In truth I probably enjoy prying into most artists’ sketchbooks more than their finished work. The finished piece is the final polished performance if you like, but the sketchbooks take you behind the scenes, let you peek into the rehearsal room as ideas develop, thought processes begin to ravel. Mistakes, wrong turnings, naivety. All fascinating stuff because it’s a place you’re not really supposed to see.

Like a diary, a ‘proper’ sketchbook ought to be a private, secluded place to try things and to fail. To record fleeting errant thoughts and notions that may grow into something substantial or just as likely remain as stunted, feeble seedlings that deserve to be thinned away.

The only downside is that when you have amassed too many they are pretty much useless as a reference archive.

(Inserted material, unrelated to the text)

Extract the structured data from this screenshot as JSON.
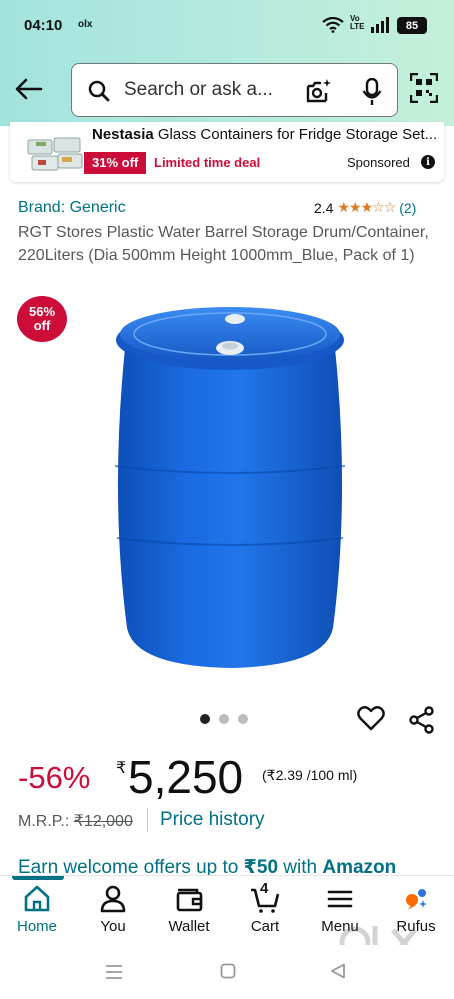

Last week I went rooting through looking for a drawing, a study, of rain and puddles that I KNEW I’d made in the past few years. After an hour I just gave up. Flicking quickly through hundreds of images induces a sort of car-sick type nausea.

And talking of the good old days here’s a couple of shots of my student self enjoying a hearty breakfast (tea and Bensons by the look of things) and here’s a record that never seemed to be not playing on the student bar jukebox during my first year....

(photo: Joelle Depont)


  1. "In Praise Of The Sketchbook" Hallowed ground indeed...

    Thank you so much for this inspiring post. Can I please commission you to write my blog posts?!

    I've just returned from my "local", sketchbook in hand ready to be deciphered in the morning, inane scribbles for upcoming Arctic Monkeys and The Vaccines shows (any ideas are welcome). If only my sketchbooks were as expressive as yours. I find that over the years mine have degenerated into an indecipherable shorthand of text and lines that only I can understand.

    Bromide machines, letraset, numbered negatives and darkrooms! But what is Benson's?

    And yes! Give me the Demo over the 'over-produced single' any day! I much prefer the skeleton on which everything hangs!

  2. Haha Thanks so much Rob.

    "local"? Hope you haven't been drinking & drawing? I'm sure your sketchbooks are pretty much like mine: I only choose to reproduce the bits I like - lots and lots of rubbish in them as well - but that's the point I guess.

    When I first went to college I thought it would be the bohemian thing to do to start smoking. So I went for French Gitanes because of the cool pack. Unfortunately they were quite strong and within weeks I had developed a hacking cough. So then it was Benson & Hedges (plain gold pack) for me. I haven't smoked for years and just thinking about the brand names makes me think how long ago it seems (in England now you certainly wouldn't be allowed to smoke in an art college).

    "Letraset"! - I can almost feel another post coming on....

  3. You have quite shamed me about my lack of sketchbooking these days...! Like you it was a discipline encouraged in my early college years and every lunchtime would see us over the road in the Playhouse Theatre bar, eating, smoking (yes probably Bensons..), drinking and always, always drawing: people, food, signs, skies, cars, thoughts... all so carefree. I think you nailed it beautifully when you said it was a 'secluded place to try things and fail'. I find it hard sometimes to get past that notion of failing, and wanting everything to look perfect instead, especially in a profession where every preliminary drawing I do gets heavily critiqued. But you've inspired me to get out my sketchbooks and try to nurture the habit again, just for me. After all, nobody else needs to see it...

    Love the old pics too. And Pigbag!

  4. Thanks C. I think it's important that sketchbooks are private spaces, like diaries, not designed for anyone but the artist to see. When you know there's going to be an audience it makes you self-conscious and inhibited - "got to make this look good" etc.

    Yes, get that sketchbook out and take it with you everywhere!